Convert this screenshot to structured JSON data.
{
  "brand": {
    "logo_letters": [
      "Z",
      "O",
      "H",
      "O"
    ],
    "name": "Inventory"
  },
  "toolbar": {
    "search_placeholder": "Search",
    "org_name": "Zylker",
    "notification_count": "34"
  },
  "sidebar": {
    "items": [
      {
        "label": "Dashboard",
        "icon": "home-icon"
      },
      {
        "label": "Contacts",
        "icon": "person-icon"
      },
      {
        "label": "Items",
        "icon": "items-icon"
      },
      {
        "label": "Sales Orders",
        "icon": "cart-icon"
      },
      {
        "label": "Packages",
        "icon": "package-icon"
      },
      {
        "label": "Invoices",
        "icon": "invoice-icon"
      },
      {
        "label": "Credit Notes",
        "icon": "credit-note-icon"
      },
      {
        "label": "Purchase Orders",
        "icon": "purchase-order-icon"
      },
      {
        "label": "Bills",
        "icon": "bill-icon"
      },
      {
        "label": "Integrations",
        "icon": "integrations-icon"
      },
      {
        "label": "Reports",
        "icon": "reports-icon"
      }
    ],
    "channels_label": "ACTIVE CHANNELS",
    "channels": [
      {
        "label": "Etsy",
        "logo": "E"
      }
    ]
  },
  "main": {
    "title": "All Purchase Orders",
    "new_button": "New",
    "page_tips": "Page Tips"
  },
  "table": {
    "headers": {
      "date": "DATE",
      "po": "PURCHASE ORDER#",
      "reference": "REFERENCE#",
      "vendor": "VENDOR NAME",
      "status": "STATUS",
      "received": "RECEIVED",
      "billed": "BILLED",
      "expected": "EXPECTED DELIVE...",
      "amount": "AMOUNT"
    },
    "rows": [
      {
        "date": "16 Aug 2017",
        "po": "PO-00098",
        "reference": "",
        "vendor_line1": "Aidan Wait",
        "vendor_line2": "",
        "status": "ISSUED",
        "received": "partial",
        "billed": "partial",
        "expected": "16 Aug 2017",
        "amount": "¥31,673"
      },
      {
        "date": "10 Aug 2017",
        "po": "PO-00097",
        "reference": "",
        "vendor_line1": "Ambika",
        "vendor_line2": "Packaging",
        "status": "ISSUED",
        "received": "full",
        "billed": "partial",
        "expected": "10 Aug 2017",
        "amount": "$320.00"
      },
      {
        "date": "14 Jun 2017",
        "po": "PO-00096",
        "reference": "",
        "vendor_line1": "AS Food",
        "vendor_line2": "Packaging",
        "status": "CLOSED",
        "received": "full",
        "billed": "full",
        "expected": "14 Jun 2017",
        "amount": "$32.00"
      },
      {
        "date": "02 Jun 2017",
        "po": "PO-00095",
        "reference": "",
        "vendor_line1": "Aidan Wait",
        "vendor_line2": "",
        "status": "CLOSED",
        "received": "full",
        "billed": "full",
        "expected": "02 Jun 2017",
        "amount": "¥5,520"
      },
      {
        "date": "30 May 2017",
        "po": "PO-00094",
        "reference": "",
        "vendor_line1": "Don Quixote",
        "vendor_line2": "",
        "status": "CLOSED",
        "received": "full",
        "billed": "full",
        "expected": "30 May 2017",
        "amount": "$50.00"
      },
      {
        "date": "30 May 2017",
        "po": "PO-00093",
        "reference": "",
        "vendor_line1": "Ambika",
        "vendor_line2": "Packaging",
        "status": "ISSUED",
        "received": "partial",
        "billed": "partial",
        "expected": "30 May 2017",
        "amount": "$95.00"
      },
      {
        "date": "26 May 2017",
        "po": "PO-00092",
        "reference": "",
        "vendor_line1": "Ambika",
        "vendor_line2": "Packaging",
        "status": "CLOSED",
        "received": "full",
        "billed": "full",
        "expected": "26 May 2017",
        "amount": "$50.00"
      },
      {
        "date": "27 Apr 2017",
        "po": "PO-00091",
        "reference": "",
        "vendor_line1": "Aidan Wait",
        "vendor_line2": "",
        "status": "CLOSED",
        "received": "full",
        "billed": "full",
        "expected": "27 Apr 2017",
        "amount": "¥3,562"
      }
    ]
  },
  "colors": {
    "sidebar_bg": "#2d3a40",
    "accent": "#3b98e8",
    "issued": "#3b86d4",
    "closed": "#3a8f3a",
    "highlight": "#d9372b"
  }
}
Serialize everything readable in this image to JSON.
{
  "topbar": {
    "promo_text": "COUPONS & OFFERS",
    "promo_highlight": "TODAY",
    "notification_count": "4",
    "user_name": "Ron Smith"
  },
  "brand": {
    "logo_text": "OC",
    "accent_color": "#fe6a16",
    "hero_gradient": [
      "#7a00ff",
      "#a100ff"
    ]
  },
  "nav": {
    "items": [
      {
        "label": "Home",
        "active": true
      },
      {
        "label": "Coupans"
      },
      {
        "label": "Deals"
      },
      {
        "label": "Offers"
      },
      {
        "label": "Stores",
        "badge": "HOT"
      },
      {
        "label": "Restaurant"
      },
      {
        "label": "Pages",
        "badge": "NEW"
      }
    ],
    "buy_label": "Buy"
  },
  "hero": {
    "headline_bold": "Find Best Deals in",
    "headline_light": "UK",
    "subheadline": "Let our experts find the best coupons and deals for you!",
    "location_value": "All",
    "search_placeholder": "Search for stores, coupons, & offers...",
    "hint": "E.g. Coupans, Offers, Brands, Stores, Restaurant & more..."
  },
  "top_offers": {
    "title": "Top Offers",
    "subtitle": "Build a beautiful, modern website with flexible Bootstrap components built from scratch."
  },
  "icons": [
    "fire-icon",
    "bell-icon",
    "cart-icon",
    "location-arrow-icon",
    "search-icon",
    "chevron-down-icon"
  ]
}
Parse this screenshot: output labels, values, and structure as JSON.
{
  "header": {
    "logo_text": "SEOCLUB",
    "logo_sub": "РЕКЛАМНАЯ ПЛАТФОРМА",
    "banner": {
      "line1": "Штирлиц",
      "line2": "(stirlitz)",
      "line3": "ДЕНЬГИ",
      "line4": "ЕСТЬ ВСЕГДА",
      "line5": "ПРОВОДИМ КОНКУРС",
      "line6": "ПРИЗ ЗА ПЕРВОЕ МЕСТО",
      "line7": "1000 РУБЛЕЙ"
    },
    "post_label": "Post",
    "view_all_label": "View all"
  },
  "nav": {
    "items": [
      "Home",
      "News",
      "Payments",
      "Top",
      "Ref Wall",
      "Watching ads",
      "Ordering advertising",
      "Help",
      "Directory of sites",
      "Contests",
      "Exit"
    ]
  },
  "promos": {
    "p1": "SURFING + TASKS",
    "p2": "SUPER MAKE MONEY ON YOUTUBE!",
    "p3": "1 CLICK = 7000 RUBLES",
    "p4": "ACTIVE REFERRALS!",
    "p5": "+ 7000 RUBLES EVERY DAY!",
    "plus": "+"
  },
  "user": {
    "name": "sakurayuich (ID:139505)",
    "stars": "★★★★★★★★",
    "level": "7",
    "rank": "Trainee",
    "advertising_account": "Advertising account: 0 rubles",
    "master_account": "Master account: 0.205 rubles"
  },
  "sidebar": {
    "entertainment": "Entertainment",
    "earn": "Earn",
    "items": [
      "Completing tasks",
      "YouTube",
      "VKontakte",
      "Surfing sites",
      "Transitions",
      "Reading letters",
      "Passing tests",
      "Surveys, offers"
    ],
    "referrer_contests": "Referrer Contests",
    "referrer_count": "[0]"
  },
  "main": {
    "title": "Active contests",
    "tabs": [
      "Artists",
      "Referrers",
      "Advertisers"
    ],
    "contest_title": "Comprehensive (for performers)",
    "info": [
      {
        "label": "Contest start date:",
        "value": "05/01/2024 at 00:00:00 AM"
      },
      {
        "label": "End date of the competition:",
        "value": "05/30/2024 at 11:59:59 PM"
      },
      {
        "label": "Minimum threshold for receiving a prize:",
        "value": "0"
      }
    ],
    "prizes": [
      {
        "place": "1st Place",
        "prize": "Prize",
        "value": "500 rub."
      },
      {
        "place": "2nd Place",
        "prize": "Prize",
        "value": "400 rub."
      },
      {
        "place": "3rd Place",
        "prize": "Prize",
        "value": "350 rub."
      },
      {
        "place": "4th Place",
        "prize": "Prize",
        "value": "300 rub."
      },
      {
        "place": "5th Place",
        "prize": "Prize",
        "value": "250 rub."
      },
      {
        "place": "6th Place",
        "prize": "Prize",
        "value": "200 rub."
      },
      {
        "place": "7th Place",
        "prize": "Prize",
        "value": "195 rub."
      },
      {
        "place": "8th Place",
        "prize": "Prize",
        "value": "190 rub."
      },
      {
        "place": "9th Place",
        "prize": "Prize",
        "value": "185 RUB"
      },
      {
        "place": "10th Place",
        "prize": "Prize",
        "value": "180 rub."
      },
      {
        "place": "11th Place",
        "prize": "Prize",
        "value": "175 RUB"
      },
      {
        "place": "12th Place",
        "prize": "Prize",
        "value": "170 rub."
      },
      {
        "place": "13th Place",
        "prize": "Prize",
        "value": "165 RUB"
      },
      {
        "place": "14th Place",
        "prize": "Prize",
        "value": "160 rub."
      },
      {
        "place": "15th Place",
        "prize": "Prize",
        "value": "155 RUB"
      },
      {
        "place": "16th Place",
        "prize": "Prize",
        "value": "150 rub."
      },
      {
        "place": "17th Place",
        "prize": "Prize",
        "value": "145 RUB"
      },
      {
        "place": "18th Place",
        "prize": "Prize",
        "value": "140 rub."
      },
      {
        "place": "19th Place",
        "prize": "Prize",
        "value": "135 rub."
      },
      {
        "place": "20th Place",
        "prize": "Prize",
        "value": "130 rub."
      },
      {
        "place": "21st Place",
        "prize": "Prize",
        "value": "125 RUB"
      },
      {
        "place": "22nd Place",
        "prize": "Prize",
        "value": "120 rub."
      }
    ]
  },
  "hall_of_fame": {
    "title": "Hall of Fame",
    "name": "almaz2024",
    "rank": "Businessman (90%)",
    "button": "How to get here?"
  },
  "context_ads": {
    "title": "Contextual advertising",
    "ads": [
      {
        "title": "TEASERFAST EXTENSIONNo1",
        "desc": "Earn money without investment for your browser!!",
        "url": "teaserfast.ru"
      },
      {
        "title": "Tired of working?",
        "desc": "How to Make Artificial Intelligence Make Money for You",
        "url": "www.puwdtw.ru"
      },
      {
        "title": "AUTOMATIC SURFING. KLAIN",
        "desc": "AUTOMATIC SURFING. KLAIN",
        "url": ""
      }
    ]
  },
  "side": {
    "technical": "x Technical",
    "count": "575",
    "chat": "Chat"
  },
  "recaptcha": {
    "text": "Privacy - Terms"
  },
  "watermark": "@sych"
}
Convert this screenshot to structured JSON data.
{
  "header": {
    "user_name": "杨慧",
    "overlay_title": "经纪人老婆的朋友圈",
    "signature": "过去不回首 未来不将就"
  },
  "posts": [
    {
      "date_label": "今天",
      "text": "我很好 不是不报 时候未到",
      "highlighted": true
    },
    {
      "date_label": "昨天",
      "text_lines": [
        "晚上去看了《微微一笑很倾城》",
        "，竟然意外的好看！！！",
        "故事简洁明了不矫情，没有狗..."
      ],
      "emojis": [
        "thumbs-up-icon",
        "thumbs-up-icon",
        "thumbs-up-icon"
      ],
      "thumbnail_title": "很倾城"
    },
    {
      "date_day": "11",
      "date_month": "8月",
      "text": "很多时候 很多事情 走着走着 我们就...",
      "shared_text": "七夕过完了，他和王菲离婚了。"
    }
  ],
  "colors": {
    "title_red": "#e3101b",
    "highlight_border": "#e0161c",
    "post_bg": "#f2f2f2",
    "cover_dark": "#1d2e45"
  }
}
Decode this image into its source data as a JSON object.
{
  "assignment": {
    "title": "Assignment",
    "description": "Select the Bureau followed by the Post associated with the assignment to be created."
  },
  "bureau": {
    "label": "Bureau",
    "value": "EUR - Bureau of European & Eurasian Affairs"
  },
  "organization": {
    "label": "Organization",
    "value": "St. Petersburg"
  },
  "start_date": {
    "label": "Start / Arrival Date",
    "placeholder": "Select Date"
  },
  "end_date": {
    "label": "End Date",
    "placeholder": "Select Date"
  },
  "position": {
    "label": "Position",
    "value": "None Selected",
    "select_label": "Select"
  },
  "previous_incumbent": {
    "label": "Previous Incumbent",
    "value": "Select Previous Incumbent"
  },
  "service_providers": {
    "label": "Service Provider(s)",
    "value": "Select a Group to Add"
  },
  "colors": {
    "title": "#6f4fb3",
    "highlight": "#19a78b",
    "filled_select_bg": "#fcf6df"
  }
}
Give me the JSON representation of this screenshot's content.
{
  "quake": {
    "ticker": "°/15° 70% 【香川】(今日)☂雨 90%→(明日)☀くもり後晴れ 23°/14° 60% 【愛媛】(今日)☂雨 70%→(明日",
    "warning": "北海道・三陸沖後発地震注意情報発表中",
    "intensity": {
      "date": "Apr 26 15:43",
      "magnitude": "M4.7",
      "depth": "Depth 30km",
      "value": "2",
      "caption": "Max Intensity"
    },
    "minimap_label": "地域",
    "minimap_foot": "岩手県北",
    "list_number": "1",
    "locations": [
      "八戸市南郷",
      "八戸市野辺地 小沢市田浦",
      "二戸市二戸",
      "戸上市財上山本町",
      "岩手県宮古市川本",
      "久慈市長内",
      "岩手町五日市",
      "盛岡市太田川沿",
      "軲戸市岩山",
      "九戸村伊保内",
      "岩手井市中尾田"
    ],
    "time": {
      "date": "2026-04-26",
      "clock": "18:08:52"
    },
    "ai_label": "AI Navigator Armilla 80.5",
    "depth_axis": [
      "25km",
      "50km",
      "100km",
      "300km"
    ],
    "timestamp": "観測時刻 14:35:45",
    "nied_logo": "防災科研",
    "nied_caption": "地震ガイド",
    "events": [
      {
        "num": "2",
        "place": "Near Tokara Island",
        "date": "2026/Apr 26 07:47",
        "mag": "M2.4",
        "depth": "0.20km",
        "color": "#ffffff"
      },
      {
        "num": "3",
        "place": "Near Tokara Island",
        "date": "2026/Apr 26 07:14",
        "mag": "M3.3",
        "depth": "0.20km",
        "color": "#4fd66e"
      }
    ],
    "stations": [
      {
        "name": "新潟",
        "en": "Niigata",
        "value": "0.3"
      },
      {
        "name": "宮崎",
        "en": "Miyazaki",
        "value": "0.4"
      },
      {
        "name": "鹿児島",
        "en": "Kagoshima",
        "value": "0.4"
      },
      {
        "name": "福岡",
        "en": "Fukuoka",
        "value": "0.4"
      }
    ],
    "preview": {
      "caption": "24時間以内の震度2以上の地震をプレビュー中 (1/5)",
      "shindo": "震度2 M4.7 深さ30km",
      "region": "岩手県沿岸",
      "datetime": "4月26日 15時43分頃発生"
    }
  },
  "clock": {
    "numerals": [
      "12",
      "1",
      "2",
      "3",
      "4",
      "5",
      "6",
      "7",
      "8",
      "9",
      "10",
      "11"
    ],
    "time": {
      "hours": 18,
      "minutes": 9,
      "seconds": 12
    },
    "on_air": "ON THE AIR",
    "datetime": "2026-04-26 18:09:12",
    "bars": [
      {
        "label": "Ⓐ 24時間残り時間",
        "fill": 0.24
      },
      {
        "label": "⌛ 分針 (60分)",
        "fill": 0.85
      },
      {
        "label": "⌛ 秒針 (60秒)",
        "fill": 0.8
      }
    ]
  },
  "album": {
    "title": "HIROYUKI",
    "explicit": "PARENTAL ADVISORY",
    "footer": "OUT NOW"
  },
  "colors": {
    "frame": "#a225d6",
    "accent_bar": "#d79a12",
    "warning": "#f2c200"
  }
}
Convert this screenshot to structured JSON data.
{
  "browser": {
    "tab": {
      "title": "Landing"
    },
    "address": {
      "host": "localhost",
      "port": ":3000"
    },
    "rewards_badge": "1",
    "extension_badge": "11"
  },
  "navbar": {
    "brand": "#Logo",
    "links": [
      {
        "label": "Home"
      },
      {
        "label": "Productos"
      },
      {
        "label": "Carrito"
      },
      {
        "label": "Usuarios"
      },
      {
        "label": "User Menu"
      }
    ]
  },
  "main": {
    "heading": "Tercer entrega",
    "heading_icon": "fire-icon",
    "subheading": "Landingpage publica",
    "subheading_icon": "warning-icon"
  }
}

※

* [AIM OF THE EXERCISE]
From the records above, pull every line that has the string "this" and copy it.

* [SOLUTION]
Convert this screenshot to structured JSON data.
Serialize everything readable in this image to JSON.
Parse this screenshot: output labels, values, and structure as JSON.
Convert this screenshot to structured JSON data.
Decode this image into its source data as a JSON object.
Give me the JSON representation of this screenshot's content.
Convert this screenshot to structured JSON data.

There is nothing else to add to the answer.